Lazrus was the clear short stack entering three-handed play. Despite earning two double-ups through Yen, he was ultimately eliminated when his pocket sixes were unable to outrun Yen’s K-J offsuit. A jack on the flop gave Yen the lead, which he maintained through the turn and river. Lazrus was awarded $482,380 for his third-place showing.

This was the second-largest payday of his career, behind only the $1 million he earned for taking down his second career WSOP bracelet as the winner of the 2021 Millionaire Maker event. The 1,080 points he secured were enough on their own to move him into seventh place on the POY leaderboard.

Heads-up play began with Yen holding 57.7 million to Anton Wigg’s 22.6 million. The accomplished Swedish poker pro had more than $3.2 million in prior earnings coming into this event, including a win in the 2010 European Poker Tour Copenhagen main event for $670,713. Wigg was looking for his first title on the WPT, and got off to a strong start. After sliding a bit initially, he earned a crucial double up to pull within 20 big blinds of Yen. He then battled his way into the chip lead briefly.

Yen was soon able to right the ship, though, taking down a hefty pot with jacks up to re-establish a healthy lead. In the final hand of the event, Yen limped in from the button with 9Club Suit 7Club Suit and Wigg raised with QDiamond Suit QClub Suit. Yen called and the 10Diamond Suit 8Club Suit 6Club Suit flop gave him a straight with a straight-flush redraw.

Wigg bet as the first to act and Yen called. The 6Diamond Suit on the turn paired the board. Wigg went into the tank before announcing that he was all-in. Yen made the quick call and avoided a queen or six on the river. The 4Diamond Suit on the end officially locked up the pot and the title for Yen and sent Wigg home with $650,180 for his runner-up showing. The 1,350 POY points he earned as the second-place finisher were sufficient to propel him up the rankings and into third place in the 2022 POY race.

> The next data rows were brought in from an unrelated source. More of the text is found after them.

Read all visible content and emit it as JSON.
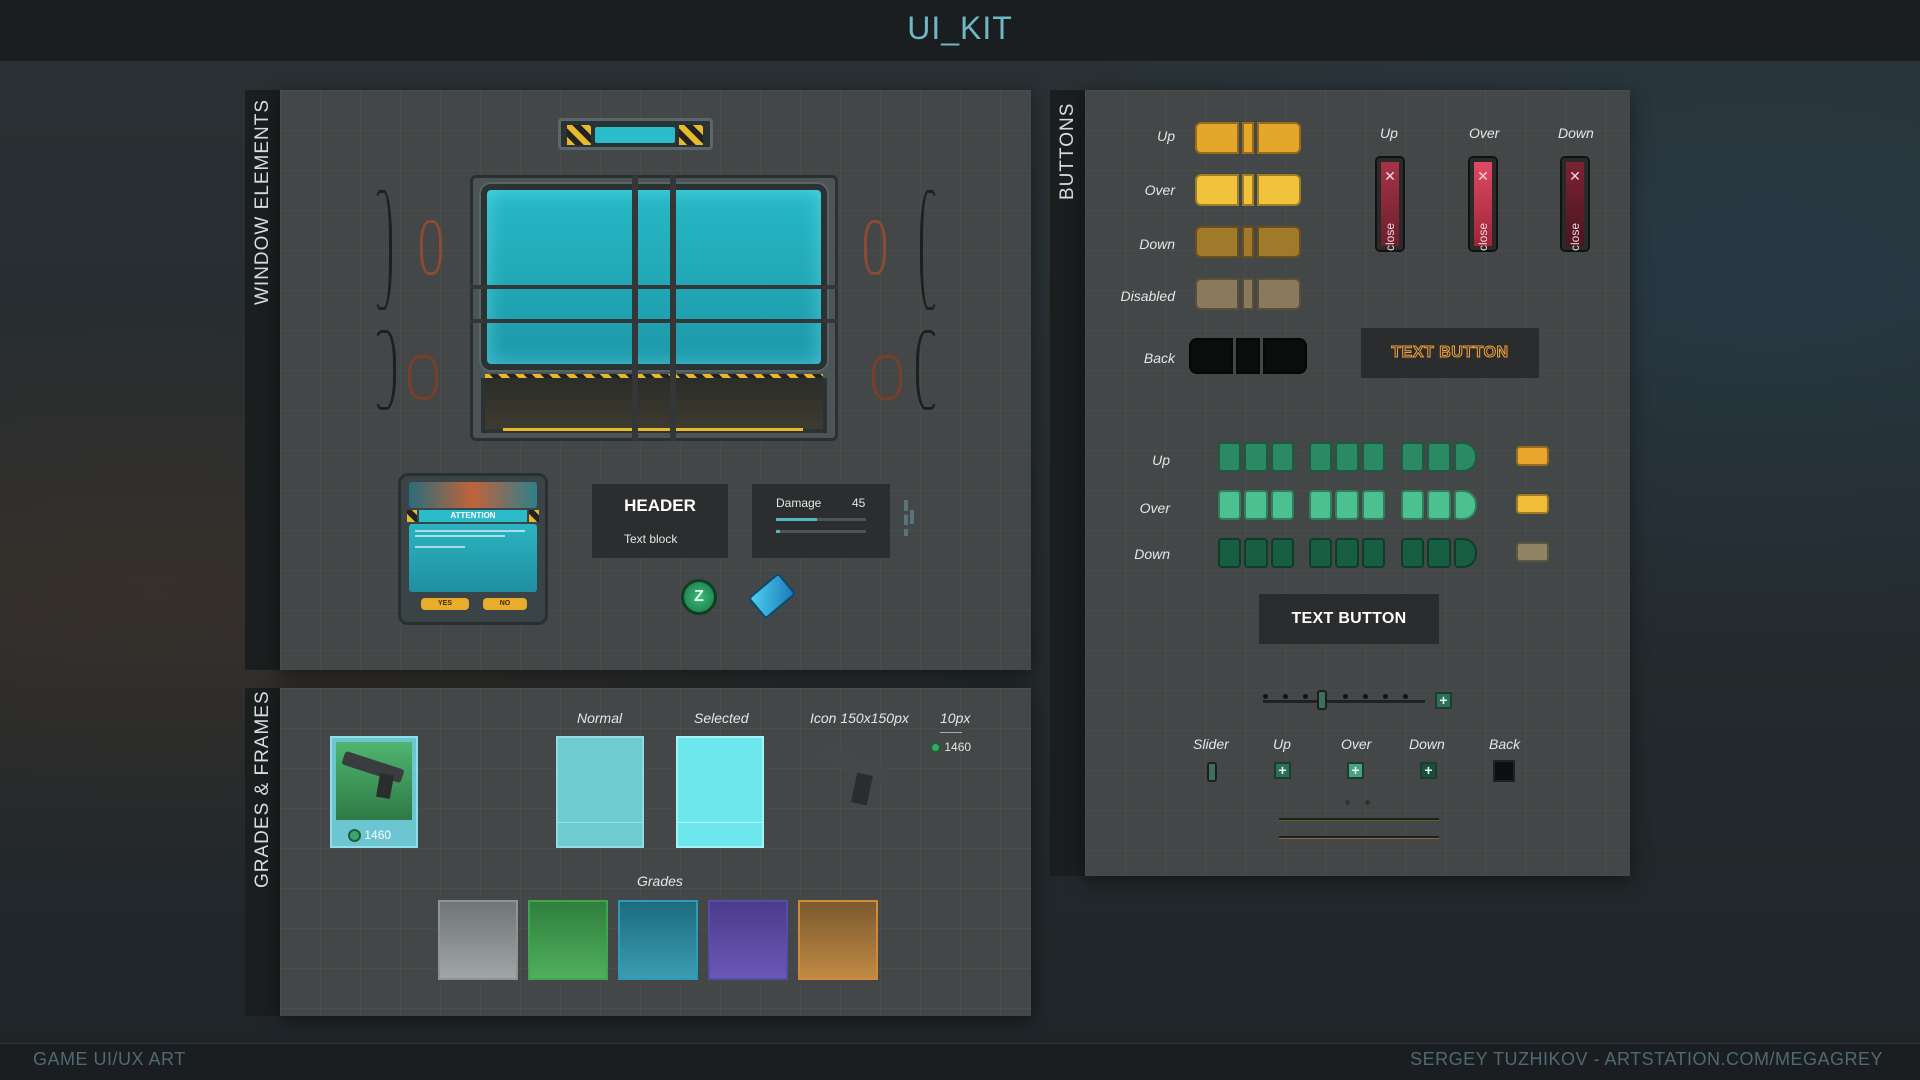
{
  "title": "UI_KIT",
  "footer": {
    "left": "GAME UI/UX ART",
    "right": "SERGEY TUZHIKOV  -  ARTSTATION.COM/MEGAGREY"
  },
  "sections": {
    "window": "WINDOW ELEMENTS",
    "buttons": "BUTTONS",
    "grades": "GRADES & FRAMES"
  },
  "window": {
    "dialog": {
      "title": "ATTENTION",
      "yes": "YES",
      "no": "NO"
    },
    "header_box": {
      "header": "HEADER",
      "text": "Text block"
    },
    "damage": {
      "label": "Damage",
      "value": "45",
      "progress": 0.45
    }
  },
  "buttons": {
    "yellow_states": [
      "Up",
      "Over",
      "Down",
      "Disabled",
      "Back"
    ],
    "close_states": [
      "Up",
      "Over",
      "Down"
    ],
    "close_label": "close",
    "text_button_orange": "TEXT BUTTON",
    "green_states": [
      "Up",
      "Over",
      "Down"
    ],
    "text_button_white": "TEXT BUTTON",
    "small_labels": [
      "Slider",
      "Up",
      "Over",
      "Down",
      "Back"
    ]
  },
  "grades": {
    "columns": {
      "normal": "Normal",
      "selected": "Selected",
      "icon": "Icon 150x150px",
      "spacing": "10px"
    },
    "price": "1460",
    "grades_label": "Grades"
  },
  "colors": {
    "accent": "#6fb8c4",
    "cyan": "#27b9c6",
    "yellow": "#e9b92c",
    "green": "#2f8a62"
  }
}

Yen’s $975,240 top prize saw him increase his lifetime live tournament earnings to just shy of $1.4 million. This was by far his largest recorded payday, blowing away the $74,239 he earned as the third-place finisher in the 2021 WSOP $1,000 buy-in pot-limit Omaha eight-max event.

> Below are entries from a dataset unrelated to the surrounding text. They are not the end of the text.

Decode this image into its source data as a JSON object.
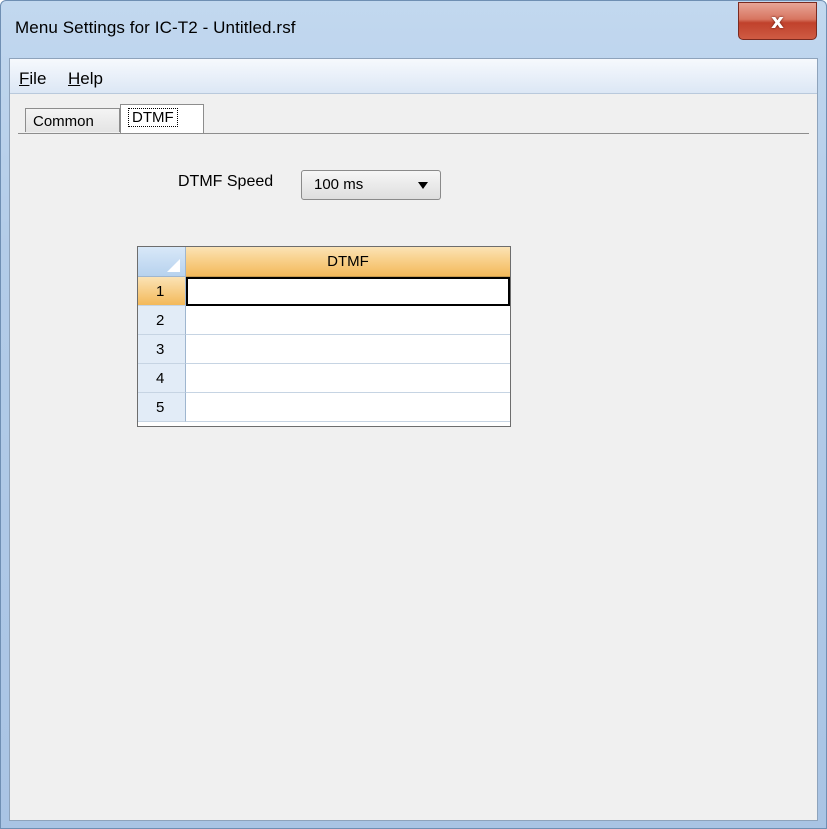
{
  "window": {
    "title": "Menu Settings for IC-T2 - Untitled.rsf",
    "close_label": "x"
  },
  "menu": {
    "file": {
      "accel": "F",
      "rest": "ile"
    },
    "help": {
      "accel": "H",
      "rest": "elp"
    }
  },
  "tabs": [
    {
      "label": "Common",
      "selected": false
    },
    {
      "label": "DTMF",
      "selected": true
    }
  ],
  "dtmf": {
    "speed_label": "DTMF Speed",
    "speed_value": "100 ms",
    "grid": {
      "column_header": "DTMF",
      "rows": [
        {
          "number": "1",
          "value": "",
          "active": true
        },
        {
          "number": "2",
          "value": ""
        },
        {
          "number": "3",
          "value": ""
        },
        {
          "number": "4",
          "value": ""
        },
        {
          "number": "5",
          "value": ""
        }
      ]
    }
  },
  "colors": {
    "title_gradient": "#b3cce8",
    "close_button": "#c0412c",
    "header_orange": "#f3b95a",
    "corner_blue": "#b7d2ee",
    "client_bg": "#f0f0f0"
  }
}
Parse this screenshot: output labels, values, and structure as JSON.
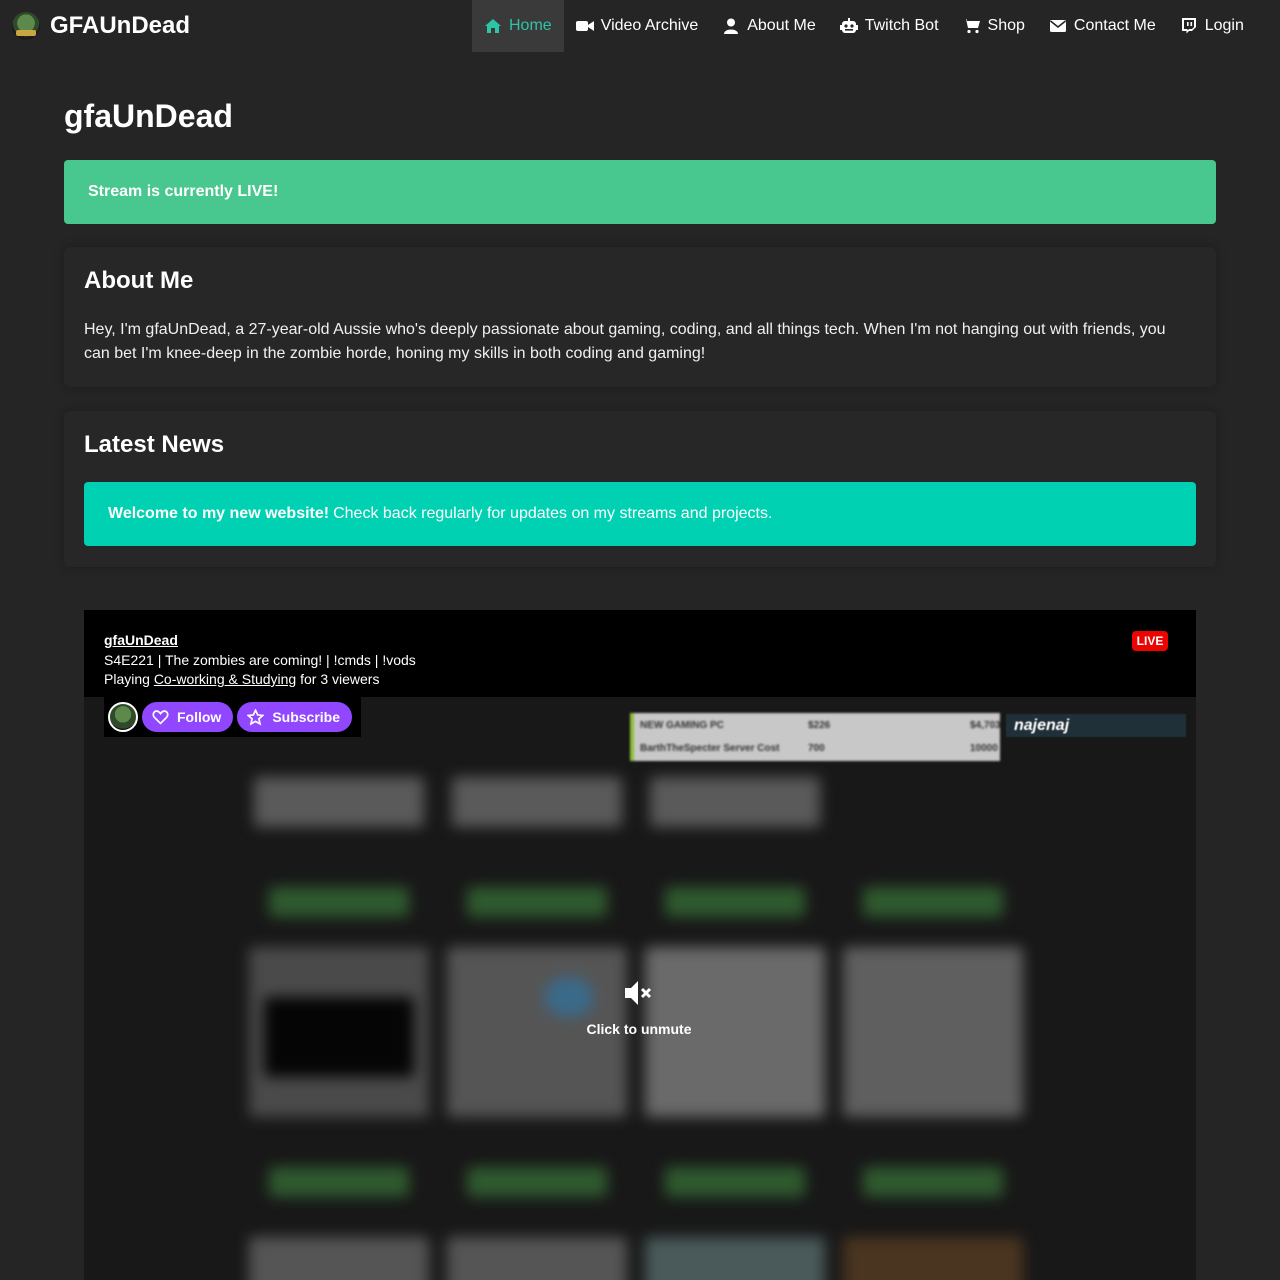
{
  "nav": {
    "brand": "GFAUnDead",
    "items": [
      {
        "label": "Home",
        "icon": "home-icon",
        "active": true
      },
      {
        "label": "Video Archive",
        "icon": "video-camera-icon"
      },
      {
        "label": "About Me",
        "icon": "user-icon"
      },
      {
        "label": "Twitch Bot",
        "icon": "robot-icon"
      },
      {
        "label": "Shop",
        "icon": "shopping-cart-icon"
      },
      {
        "label": "Contact Me",
        "icon": "envelope-icon"
      },
      {
        "label": "Login",
        "icon": "twitch-icon"
      }
    ]
  },
  "page": {
    "title": "gfaUnDead",
    "live_banner": "Stream is currently LIVE!"
  },
  "about": {
    "heading": "About Me",
    "text": "Hey, I'm gfaUnDead, a 27-year-old Aussie who's deeply passionate about gaming, coding, and all things tech. When I'm not hanging out with friends, you can bet I'm knee-deep in the zombie horde, honing my skills in both coding and gaming!"
  },
  "news": {
    "heading": "Latest News",
    "banner_strong": "Welcome to my new website!",
    "banner_text": "Check back regularly for updates on my streams and projects."
  },
  "player": {
    "channel": "gfaUnDead",
    "stream_title": "S4E221 | The zombies are coming! | !cmds | !vods",
    "playing_prefix": "Playing",
    "game": "Co-working & Studying",
    "viewers_text": "for 3 viewers",
    "live_badge": "LIVE",
    "follow_label": "Follow",
    "subscribe_label": "Subscribe",
    "unmute_label": "Click to unmute",
    "overlay": {
      "row1_name": "NEW GAMING PC",
      "row1_amount": "$226",
      "row1_goal": "$4,703",
      "row2_name": "BarthTheSpecter Server Cost",
      "row2_amount": "700",
      "row2_goal": "10000",
      "sponsor": "najenaj"
    }
  },
  "colors": {
    "background": "#252525",
    "active_nav": "#2ec4a6",
    "success": "#48c78e",
    "info": "#00d1b2",
    "twitch_purple": "#9147ff",
    "live_red": "#eb0400"
  }
}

The World Poker Tour will return to the Seminole Hard Rock Hollywood in April for the $3,500 buy-in Hard Rock Poker Showdown before a $3,500 WPT event at Choctaw Casino Resort in May.

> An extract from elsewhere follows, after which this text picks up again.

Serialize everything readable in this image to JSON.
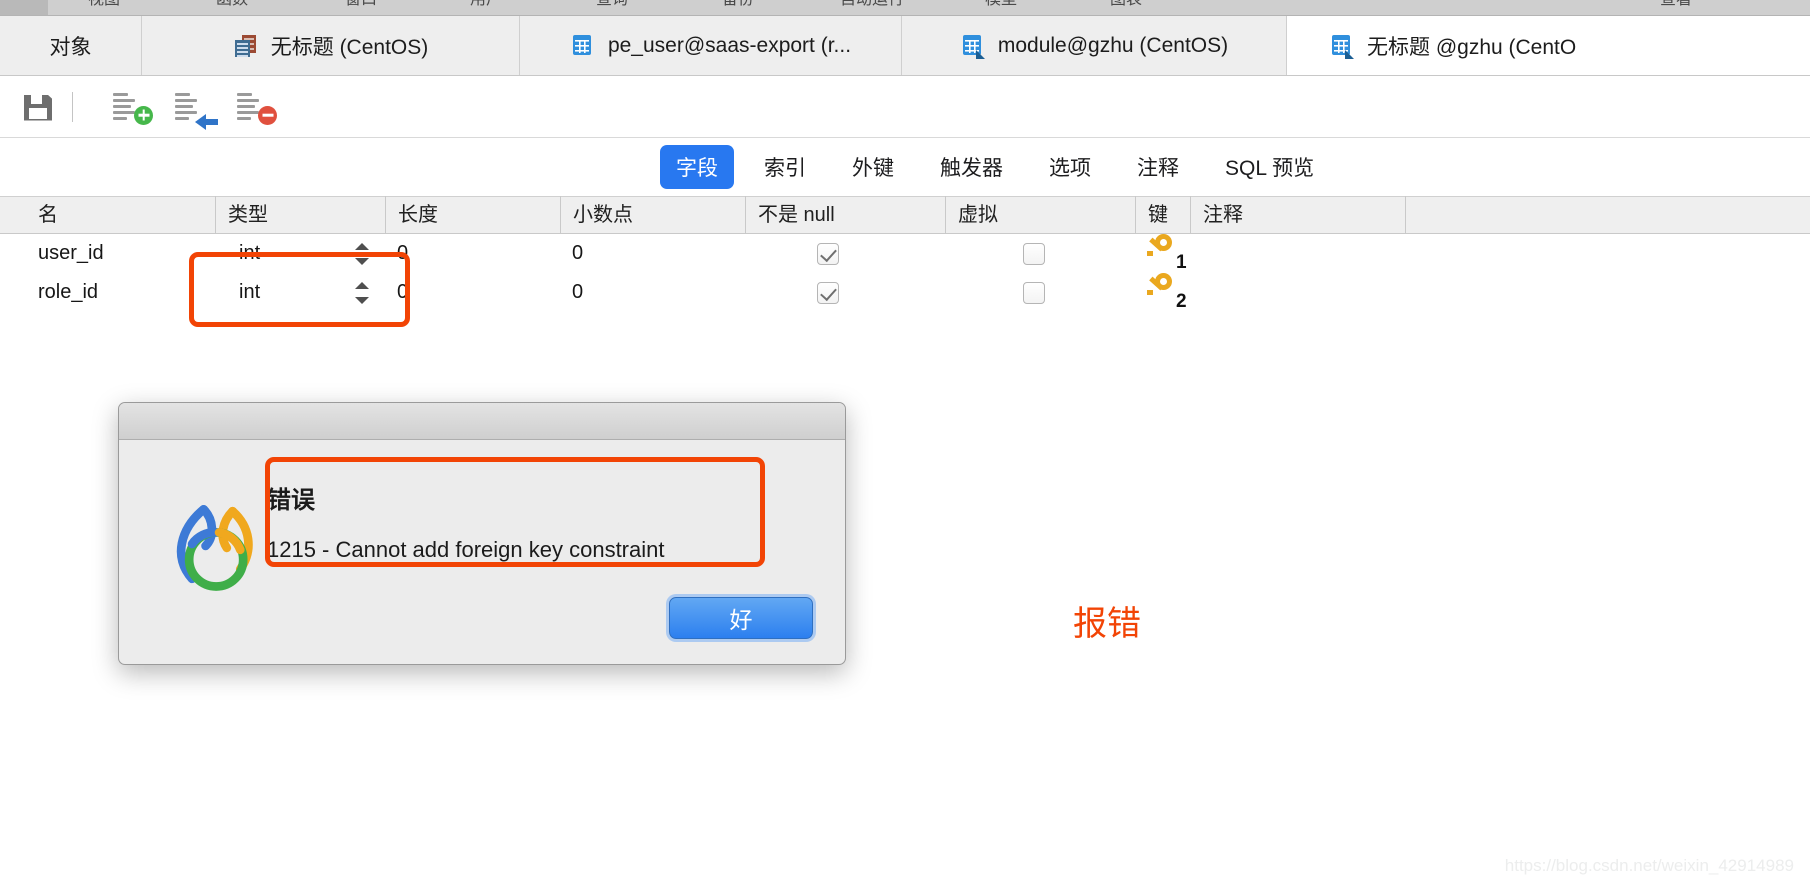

Final Table Results

Place Player Payout POY
1 Alexander Yen $975,240 1,620
2 Anton Wigg $650,180 1,350
3 Daniel Lazrus $482,380 1,080
4 Nicholas Verderamo $361,130 810
5 Josh Kay $272,830 675
6 Omar Lakhdari $208,025 540

Winner photo credit: World Poker Tour / Joe Giron.